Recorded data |
--- START ---

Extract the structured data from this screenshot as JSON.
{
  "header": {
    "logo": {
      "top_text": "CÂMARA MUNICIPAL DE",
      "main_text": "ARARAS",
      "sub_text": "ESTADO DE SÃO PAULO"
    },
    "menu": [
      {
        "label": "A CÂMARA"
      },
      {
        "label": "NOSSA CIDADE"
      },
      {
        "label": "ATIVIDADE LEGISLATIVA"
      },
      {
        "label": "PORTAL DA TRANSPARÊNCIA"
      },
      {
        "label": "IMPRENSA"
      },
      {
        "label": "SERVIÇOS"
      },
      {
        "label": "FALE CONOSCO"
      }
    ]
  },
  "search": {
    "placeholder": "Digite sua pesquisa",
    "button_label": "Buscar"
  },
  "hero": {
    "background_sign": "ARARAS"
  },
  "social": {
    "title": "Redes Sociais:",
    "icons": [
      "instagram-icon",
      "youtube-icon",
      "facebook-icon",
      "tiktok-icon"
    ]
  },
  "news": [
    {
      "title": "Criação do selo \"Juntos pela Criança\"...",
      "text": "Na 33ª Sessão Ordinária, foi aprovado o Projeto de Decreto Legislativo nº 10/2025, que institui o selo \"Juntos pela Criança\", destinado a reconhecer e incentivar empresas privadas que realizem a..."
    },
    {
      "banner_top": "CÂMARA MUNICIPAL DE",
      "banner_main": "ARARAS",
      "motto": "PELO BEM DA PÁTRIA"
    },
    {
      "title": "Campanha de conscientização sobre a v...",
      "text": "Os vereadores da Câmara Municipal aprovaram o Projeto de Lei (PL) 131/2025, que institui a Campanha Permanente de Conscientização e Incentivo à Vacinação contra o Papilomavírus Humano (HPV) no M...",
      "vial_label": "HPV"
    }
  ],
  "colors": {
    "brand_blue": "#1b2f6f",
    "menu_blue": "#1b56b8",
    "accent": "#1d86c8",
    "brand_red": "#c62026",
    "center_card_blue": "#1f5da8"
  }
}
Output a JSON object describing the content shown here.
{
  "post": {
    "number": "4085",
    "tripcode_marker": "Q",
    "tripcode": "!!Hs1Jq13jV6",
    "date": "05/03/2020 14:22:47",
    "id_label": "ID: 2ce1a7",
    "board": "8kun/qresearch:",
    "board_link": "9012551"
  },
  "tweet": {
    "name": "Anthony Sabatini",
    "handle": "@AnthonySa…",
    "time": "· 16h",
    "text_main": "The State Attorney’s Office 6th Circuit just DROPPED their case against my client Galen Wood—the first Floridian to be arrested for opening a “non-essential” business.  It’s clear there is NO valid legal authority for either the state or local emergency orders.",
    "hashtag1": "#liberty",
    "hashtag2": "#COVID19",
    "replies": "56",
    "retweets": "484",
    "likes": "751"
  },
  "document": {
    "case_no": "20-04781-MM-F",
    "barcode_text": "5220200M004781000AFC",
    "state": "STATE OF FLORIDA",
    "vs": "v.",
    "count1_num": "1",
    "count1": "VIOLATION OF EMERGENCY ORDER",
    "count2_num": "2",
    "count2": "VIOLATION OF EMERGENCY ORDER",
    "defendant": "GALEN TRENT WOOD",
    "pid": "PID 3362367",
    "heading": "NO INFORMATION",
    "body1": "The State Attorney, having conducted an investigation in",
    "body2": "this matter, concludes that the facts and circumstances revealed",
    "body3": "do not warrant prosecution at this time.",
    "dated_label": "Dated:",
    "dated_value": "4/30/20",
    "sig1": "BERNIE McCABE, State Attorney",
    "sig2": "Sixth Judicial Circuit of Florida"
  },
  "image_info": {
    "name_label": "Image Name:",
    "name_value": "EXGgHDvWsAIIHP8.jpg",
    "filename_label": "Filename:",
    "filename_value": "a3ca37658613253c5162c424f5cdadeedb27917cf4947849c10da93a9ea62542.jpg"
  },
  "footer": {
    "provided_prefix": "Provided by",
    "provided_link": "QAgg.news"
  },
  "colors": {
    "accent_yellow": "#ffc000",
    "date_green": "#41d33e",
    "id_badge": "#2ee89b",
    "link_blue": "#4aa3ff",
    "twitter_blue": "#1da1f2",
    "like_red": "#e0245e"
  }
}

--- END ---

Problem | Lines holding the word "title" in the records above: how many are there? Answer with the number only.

The completed task | 3